* [Items from an interface collection]
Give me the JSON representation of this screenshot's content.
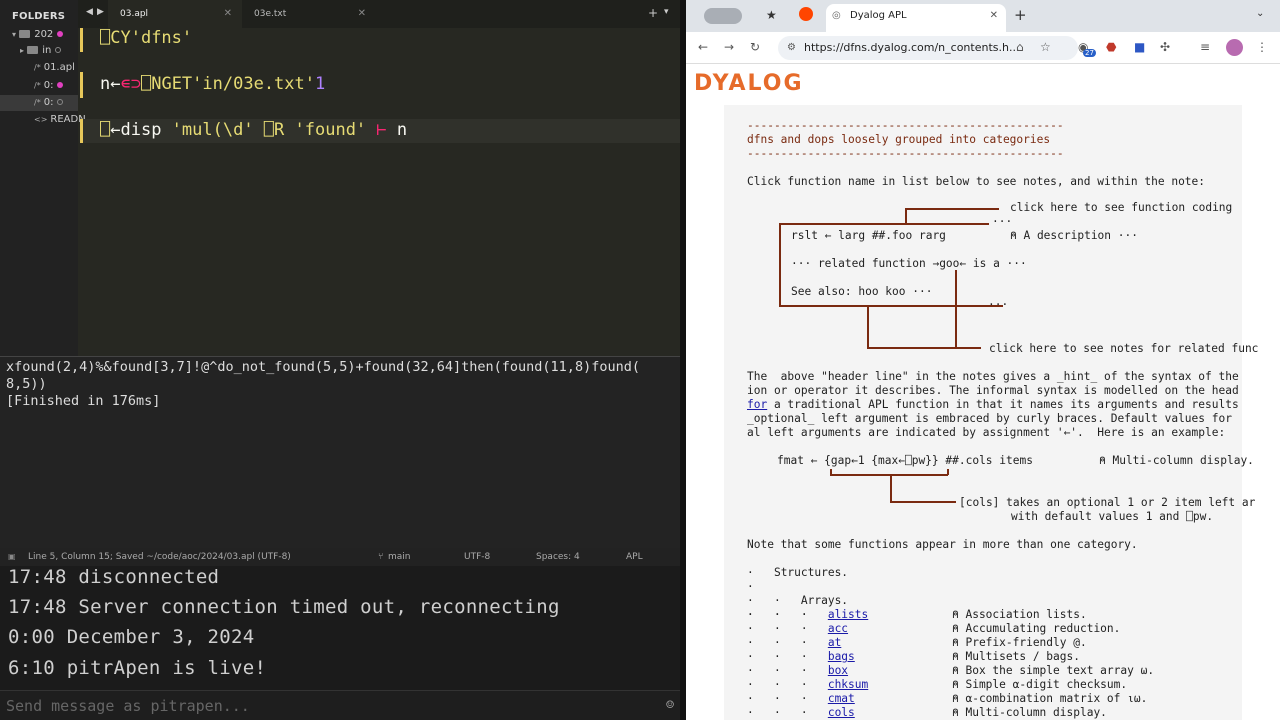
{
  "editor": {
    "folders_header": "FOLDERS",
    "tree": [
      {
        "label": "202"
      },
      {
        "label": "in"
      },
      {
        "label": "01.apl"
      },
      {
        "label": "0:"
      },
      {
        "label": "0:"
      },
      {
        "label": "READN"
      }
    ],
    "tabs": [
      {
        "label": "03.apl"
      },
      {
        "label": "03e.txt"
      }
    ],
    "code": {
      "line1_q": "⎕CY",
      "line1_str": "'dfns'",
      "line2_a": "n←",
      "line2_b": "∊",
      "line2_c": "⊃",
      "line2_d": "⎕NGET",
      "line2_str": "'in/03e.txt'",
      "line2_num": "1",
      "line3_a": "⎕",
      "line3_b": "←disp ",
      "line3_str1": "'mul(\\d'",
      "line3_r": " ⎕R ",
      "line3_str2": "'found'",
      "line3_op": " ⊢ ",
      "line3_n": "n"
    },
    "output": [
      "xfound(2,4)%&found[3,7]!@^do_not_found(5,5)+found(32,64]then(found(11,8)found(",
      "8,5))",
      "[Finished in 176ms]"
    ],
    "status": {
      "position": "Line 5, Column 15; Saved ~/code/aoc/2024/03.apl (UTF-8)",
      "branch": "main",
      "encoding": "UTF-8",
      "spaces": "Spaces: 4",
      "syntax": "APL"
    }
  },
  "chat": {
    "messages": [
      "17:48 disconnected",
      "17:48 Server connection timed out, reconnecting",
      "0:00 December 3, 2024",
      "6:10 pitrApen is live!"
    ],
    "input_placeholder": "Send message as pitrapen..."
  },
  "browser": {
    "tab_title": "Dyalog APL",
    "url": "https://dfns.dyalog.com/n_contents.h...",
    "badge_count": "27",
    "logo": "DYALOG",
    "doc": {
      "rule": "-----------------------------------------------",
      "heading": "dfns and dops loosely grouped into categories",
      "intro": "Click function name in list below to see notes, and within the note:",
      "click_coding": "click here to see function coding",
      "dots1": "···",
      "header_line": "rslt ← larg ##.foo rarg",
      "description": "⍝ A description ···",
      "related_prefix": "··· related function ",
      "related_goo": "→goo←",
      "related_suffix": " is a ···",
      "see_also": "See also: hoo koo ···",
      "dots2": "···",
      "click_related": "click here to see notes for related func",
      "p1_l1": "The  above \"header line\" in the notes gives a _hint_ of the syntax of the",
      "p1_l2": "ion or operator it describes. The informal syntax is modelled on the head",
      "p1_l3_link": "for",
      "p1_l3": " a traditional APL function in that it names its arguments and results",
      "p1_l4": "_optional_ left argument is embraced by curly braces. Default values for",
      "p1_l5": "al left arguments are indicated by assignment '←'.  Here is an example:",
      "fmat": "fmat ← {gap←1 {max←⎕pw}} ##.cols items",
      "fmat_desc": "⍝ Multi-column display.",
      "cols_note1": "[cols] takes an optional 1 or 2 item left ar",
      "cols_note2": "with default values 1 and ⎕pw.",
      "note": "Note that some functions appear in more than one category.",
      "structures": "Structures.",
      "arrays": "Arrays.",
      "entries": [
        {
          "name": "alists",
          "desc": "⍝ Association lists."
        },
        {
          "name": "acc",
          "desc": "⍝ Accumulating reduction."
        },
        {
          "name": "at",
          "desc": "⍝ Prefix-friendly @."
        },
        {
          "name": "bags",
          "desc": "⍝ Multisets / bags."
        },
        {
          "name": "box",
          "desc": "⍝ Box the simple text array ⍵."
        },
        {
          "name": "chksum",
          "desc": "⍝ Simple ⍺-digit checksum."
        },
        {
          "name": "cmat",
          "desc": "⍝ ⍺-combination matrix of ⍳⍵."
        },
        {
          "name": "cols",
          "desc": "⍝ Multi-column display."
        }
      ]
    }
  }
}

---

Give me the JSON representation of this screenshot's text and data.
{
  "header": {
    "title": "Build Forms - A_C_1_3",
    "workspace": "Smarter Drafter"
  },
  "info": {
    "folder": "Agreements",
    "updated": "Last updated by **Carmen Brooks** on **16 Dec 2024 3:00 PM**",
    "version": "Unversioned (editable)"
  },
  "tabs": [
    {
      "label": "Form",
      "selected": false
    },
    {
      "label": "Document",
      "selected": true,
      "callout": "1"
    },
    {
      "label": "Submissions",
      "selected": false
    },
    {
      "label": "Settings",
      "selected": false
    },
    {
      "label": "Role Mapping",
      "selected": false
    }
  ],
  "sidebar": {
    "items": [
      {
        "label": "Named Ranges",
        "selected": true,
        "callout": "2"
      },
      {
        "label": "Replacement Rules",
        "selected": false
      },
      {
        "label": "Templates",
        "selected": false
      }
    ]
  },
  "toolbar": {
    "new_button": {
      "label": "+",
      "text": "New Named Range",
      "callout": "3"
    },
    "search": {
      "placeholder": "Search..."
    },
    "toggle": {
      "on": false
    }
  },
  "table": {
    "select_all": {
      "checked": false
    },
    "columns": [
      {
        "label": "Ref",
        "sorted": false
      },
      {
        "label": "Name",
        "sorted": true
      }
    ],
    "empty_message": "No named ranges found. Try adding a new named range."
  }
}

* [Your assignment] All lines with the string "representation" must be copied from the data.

* [Result]
Give me the JSON representation of this screenshot's content.
Give me the JSON representation of this screenshot's text and data.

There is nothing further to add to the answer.